In a land and building transfer, the acquirer is liable for duty on the acquisition of land and building rights (Bea Pengalihan Hak atas Tanah dan Bangunan or BPHTB) at a maximum of 5% of the greater of the transaction value or the government-determined value. Similar to PBB, BPHTB has been made a part of regional taxes.

Stamp duty

Stamp duty is nominal and payable as a fixed amount of either IDR 10,000 on certain documents.

Payroll taxes

There are no additional payroll taxes applicable other than those for social security contributions (see below) and employee income tax withheld by employer on the salary payment.

Social security contributions

Employers are responsible for ascertaining that their employees are covered by the workers social security program managed by Badan Penyelenggara Jaminan Sosial (BPJS), which provides working accidents protection, death insurance, old age savings, health care, and pension. The program calls for premium contributions from both the employers and the employees. Employees’ contributions are collected through payroll deductions. The premium contributions borne by employers are calculated as a percentage of regular salaries/wages, ranging from 0.24% to 4%. The scheme applies to all employees, including expatriates who have been working in Indonesia for more than six months.

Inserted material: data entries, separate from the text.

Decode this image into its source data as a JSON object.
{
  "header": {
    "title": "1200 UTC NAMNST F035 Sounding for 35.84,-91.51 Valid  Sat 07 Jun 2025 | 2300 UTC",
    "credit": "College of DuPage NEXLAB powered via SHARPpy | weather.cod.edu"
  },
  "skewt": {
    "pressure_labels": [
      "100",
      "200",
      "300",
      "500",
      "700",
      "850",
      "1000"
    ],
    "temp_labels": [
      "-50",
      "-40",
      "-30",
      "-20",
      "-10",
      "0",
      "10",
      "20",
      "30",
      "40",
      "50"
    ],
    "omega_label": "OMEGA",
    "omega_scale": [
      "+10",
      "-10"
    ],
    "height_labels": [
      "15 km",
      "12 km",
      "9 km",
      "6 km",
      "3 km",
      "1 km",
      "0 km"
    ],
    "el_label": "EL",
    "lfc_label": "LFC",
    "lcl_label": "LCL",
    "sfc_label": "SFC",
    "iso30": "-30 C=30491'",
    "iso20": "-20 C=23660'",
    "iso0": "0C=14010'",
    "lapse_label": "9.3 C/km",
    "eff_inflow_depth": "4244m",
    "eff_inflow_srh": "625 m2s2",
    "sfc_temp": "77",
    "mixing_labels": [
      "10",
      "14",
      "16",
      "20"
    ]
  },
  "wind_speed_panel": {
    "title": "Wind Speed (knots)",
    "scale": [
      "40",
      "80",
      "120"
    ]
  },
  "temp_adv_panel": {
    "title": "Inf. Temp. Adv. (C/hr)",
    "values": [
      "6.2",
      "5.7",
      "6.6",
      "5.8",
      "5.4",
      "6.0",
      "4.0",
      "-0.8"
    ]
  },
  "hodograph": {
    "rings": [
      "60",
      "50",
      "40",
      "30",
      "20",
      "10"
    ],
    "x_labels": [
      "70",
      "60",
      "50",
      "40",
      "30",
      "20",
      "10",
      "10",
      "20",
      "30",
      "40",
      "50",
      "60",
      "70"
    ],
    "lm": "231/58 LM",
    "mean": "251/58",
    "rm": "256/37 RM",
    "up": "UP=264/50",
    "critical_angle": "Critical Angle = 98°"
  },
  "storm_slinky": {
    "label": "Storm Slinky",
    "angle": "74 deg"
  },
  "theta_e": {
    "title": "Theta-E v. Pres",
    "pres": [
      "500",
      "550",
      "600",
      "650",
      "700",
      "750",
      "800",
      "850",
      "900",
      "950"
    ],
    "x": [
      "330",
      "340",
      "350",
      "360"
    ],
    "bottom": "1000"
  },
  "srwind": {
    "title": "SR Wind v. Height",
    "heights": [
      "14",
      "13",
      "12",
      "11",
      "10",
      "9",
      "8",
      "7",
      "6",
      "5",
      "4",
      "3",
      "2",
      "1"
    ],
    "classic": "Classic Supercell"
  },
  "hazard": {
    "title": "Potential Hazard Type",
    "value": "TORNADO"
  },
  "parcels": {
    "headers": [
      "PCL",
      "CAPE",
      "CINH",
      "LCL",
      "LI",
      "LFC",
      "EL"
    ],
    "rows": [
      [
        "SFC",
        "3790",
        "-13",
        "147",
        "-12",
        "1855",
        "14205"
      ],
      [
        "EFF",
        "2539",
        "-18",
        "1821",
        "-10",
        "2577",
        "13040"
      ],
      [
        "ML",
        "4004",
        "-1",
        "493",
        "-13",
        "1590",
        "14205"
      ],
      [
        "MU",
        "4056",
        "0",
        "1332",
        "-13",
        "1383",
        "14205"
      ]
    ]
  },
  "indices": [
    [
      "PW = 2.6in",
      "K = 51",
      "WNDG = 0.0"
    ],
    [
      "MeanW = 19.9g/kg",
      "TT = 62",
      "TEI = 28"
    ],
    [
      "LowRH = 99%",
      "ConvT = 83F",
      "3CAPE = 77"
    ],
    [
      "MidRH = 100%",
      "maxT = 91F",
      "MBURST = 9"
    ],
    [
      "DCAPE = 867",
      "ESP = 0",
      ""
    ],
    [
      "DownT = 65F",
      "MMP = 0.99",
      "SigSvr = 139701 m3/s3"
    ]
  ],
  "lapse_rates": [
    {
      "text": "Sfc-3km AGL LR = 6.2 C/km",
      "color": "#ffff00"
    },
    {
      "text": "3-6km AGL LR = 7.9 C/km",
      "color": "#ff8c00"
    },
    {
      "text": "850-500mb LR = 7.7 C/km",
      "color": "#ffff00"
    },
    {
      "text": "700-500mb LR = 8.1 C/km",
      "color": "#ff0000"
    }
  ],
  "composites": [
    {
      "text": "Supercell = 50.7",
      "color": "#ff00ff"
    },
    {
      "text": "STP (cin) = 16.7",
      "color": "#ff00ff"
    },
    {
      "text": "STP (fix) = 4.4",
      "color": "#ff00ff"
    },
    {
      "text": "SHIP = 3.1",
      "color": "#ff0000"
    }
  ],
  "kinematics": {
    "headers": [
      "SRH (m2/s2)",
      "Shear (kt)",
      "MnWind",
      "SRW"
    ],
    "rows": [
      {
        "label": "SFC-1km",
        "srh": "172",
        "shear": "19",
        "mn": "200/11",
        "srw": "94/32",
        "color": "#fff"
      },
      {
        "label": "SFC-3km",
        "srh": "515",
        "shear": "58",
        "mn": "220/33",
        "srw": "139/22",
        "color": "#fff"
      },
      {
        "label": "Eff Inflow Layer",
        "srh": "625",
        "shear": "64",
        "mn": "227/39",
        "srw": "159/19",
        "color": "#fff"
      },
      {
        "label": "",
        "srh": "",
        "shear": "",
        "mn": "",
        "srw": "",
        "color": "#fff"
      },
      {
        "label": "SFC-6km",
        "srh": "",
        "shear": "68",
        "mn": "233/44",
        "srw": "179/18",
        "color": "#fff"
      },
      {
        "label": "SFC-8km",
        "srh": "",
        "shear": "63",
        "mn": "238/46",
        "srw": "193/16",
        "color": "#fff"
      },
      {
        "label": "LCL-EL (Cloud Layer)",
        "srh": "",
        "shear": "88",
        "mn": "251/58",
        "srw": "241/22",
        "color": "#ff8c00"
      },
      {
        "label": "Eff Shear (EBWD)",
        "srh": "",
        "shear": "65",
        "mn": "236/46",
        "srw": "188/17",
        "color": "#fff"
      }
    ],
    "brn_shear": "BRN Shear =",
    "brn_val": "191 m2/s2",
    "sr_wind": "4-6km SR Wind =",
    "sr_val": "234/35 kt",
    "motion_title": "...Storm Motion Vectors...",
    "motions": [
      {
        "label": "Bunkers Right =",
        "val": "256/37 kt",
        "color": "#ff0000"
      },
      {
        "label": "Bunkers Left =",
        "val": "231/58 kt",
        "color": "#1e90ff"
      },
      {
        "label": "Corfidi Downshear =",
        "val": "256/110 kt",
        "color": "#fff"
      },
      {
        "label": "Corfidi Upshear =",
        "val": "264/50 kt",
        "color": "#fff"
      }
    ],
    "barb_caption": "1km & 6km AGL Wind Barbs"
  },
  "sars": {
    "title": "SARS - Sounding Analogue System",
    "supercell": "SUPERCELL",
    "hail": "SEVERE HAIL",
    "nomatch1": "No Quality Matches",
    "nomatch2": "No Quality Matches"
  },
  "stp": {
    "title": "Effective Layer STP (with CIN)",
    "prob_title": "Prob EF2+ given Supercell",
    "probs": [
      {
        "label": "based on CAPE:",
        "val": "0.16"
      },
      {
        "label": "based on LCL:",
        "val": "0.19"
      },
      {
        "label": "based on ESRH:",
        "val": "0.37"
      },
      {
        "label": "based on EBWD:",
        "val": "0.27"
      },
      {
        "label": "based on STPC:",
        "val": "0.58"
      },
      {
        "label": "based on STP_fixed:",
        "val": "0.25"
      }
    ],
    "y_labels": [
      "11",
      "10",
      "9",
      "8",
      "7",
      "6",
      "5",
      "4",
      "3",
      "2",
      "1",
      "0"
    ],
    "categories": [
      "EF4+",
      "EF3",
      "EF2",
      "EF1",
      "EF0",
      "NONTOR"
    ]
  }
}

The new Omnibus Law introduces a new type of social security contribution, namely unemployment insurance, the implementation of which is still subject to further regulation. See Unemployment insurance in the Other taxes section in the Individual tax summary for a description of unemployment insurance.

Public housing savings

The purpose of public housing savings (Tabungan Perumahan Rakyat) is to collect and provide long-term sustainable low-cost funds for housing finance in order to meet the needs of decent and affordable housing for participants. Deposits contributions are paid by employees and employers based on a certain percentage of wages (i.e. 0.5% for employer and 2.5% for employee or 3% for independent workers).

The scheme applies to employees and independent workers who work and receive wages or rewards of at least a minimum wage amount and are at least 20 years old or have been married at the time of registering, including both Indonesian citizens and expatriates who hold working visas and have been working for a minimum of six months in Indonesia.

Sanctions apply for non-compliant employers and independent workers who do not follow the government provisions.

Regional taxes

A corporate taxpayer may be liable for a number of regional taxes and retributions. The rates range from 1.5% to 35% of a wide number of reference values determined by the relevant regional governments. The following are regional taxes, other than PBB and BPHTB, that may apply:

  • Motor vehicle tax.
  • Motor vehicle ownership transfer fee.
  • Motor vehicle fuel tax.
  • Surface water tax.
  • Cigarette tax.
  • Hotel tax.
  • Restaurant tax.
  • Entertainment tax.
  • Advertisement tax.
  • Road illumination tax.
  • Non-metal and rock minerals tax.
  • Parking tax.
  • Ground water tax.
  • Swallow-nest tax.